---------- Data for this exercise
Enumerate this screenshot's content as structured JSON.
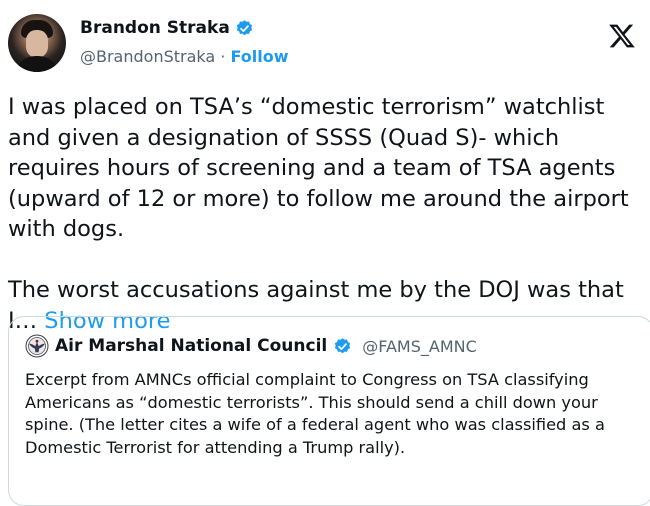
{
  "author": {
    "name": "Brandon Straka",
    "handle": "@BrandonStraka",
    "separator": " · ",
    "follow_label": "Follow"
  },
  "tweet": {
    "text": "I was placed on TSA’s “domestic terrorism” watchlist and given a designation of SSSS (Quad S)- which requires hours of screening and a team of TSA agents (upward of 12 or more) to follow me around the airport with dogs.\n\nThe worst accusations against me by the DOJ was that I… ",
    "show_more_label": "Show more"
  },
  "quote": {
    "name": "Air Marshal National Council",
    "handle": "@FAMS_AMNC",
    "text": "Excerpt from AMNCs official complaint to Congress on TSA classifying Americans as “domestic terrorists”.  This should send a chill down your spine.  (The letter cites a wife of a federal agent who was classified as a Domestic Terrorist for attending a Trump rally)."
  },
  "icons": {
    "verified": "verified-badge-icon",
    "platform": "x-logo-icon",
    "org_seal": "air-marshal-seal-icon"
  },
  "colors": {
    "accent": "#1d9bf0",
    "text": "#0f1419",
    "secondary": "#536471",
    "border": "#cfd9de"
  }
}
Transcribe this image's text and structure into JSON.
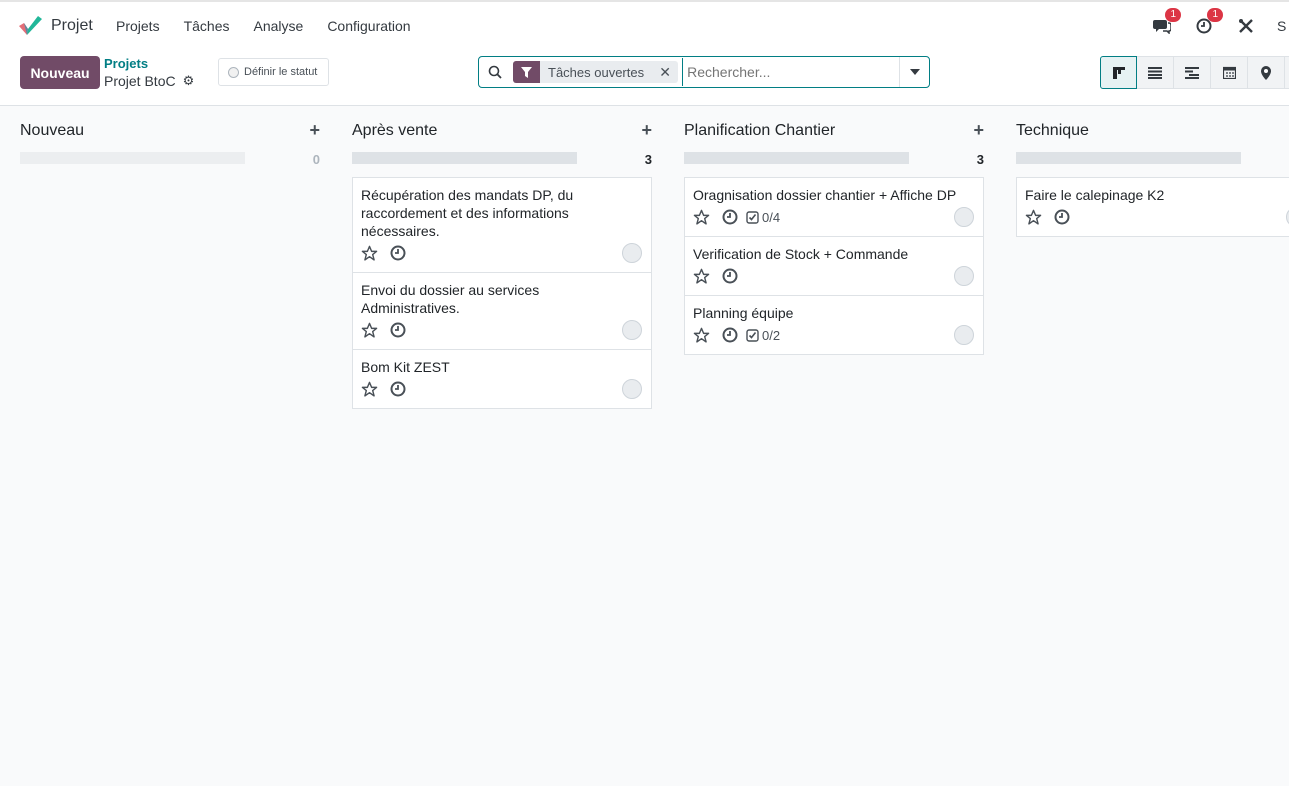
{
  "topbar": {
    "app_name": "Projet",
    "menu": [
      "Projets",
      "Tâches",
      "Analyse",
      "Configuration"
    ],
    "messages_badge": "1",
    "activities_badge": "1",
    "user_initial": "S"
  },
  "control": {
    "new_label": "Nouveau",
    "breadcrumb_parent": "Projets",
    "breadcrumb_current": "Projet BtoC",
    "status_label": "Définir le statut"
  },
  "search": {
    "facet": "Tâches ouvertes",
    "placeholder": "Rechercher..."
  },
  "columns": [
    {
      "title": "Nouveau",
      "count": "0",
      "cards": []
    },
    {
      "title": "Après vente",
      "count": "3",
      "cards": [
        {
          "title": "Récupération des mandats DP, du raccordement et des informations nécessaires.",
          "subtasks": ""
        },
        {
          "title": "Envoi du dossier au services Administratives.",
          "subtasks": ""
        },
        {
          "title": "Bom Kit ZEST",
          "subtasks": ""
        }
      ]
    },
    {
      "title": "Planification Chantier",
      "count": "3",
      "cards": [
        {
          "title": "Oragnisation dossier chantier + Affiche DP",
          "subtasks": "0/4"
        },
        {
          "title": "Verification de Stock + Commande",
          "subtasks": ""
        },
        {
          "title": "Planning équipe",
          "subtasks": "0/2"
        }
      ]
    },
    {
      "title": "Technique",
      "count": "",
      "cards": [
        {
          "title": "Faire le calepinage K2",
          "subtasks": ""
        }
      ]
    }
  ],
  "colors": {
    "brand": "#714b67",
    "accent": "#017e84"
  }
}
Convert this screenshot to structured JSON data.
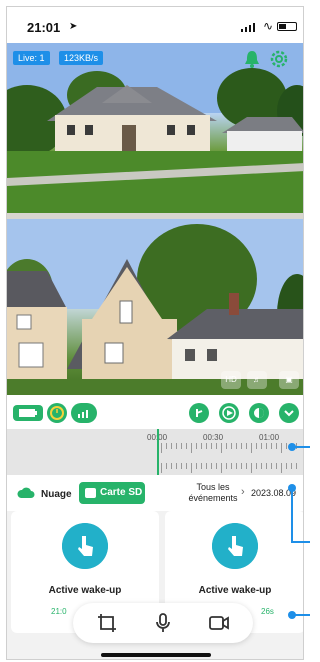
{
  "status_bar": {
    "time": "21:01",
    "location_icon": "location-arrow-icon",
    "signal_icon": "signal-icon",
    "wifi_icon": "wifi-icon",
    "battery_icon": "battery-icon"
  },
  "video_top": {
    "live_badge": "Live: 1",
    "rate_badge": "123KB/s"
  },
  "video_bottom": {
    "hd_label": "HD"
  },
  "timeline": {
    "labels": [
      "00:00",
      "00:30",
      "01:00"
    ]
  },
  "storage": {
    "cloud_label": "Nuage",
    "sd_label": "Carte SD",
    "events_label": "Tous les événements",
    "date": "2023.08.09"
  },
  "cards": [
    {
      "title": "Active wake-up",
      "time": "21:0",
      "duration": ""
    },
    {
      "title": "Active wake-up",
      "time": "",
      "duration": "26s"
    }
  ],
  "colors": {
    "accent": "#27b36a",
    "link": "#1e8fe8",
    "touch": "#22b0c9"
  }
}
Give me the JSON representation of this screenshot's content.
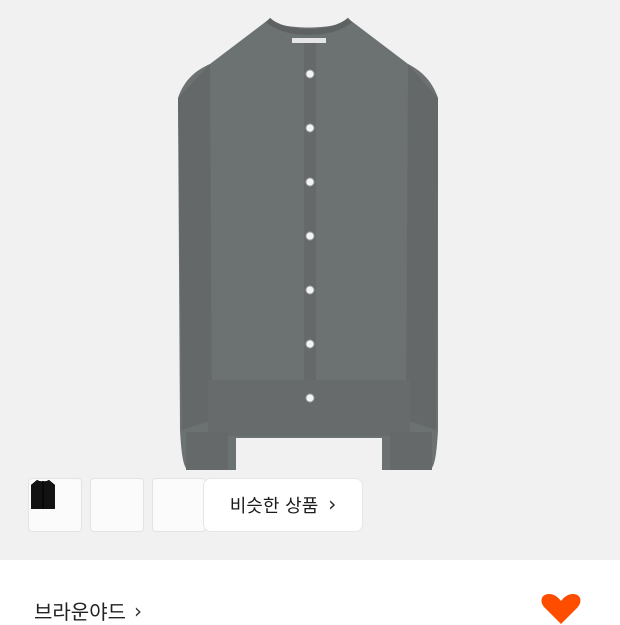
{
  "product_image": {
    "garment_label_text": ""
  },
  "color_thumbnails": [
    {
      "name": "navy",
      "color": "#2b3a55"
    },
    {
      "name": "black",
      "color": "#1c1c1c"
    },
    {
      "name": "black-dark",
      "color": "#121212"
    }
  ],
  "similar_products": {
    "label": "비슷한 상품",
    "chevron": "›"
  },
  "brand": {
    "name": "브라운야드",
    "chevron": "›"
  },
  "wishlist": {
    "icon": "heart-icon",
    "color": "#ff4d00"
  },
  "colors": {
    "garment": "#6c7172",
    "background": "#f1f1f1"
  }
}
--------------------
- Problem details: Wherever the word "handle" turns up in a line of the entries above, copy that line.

- Solution for this problem:
    "handle": "@BrandonStraka",
    "handle": "@FAMS_AMNC",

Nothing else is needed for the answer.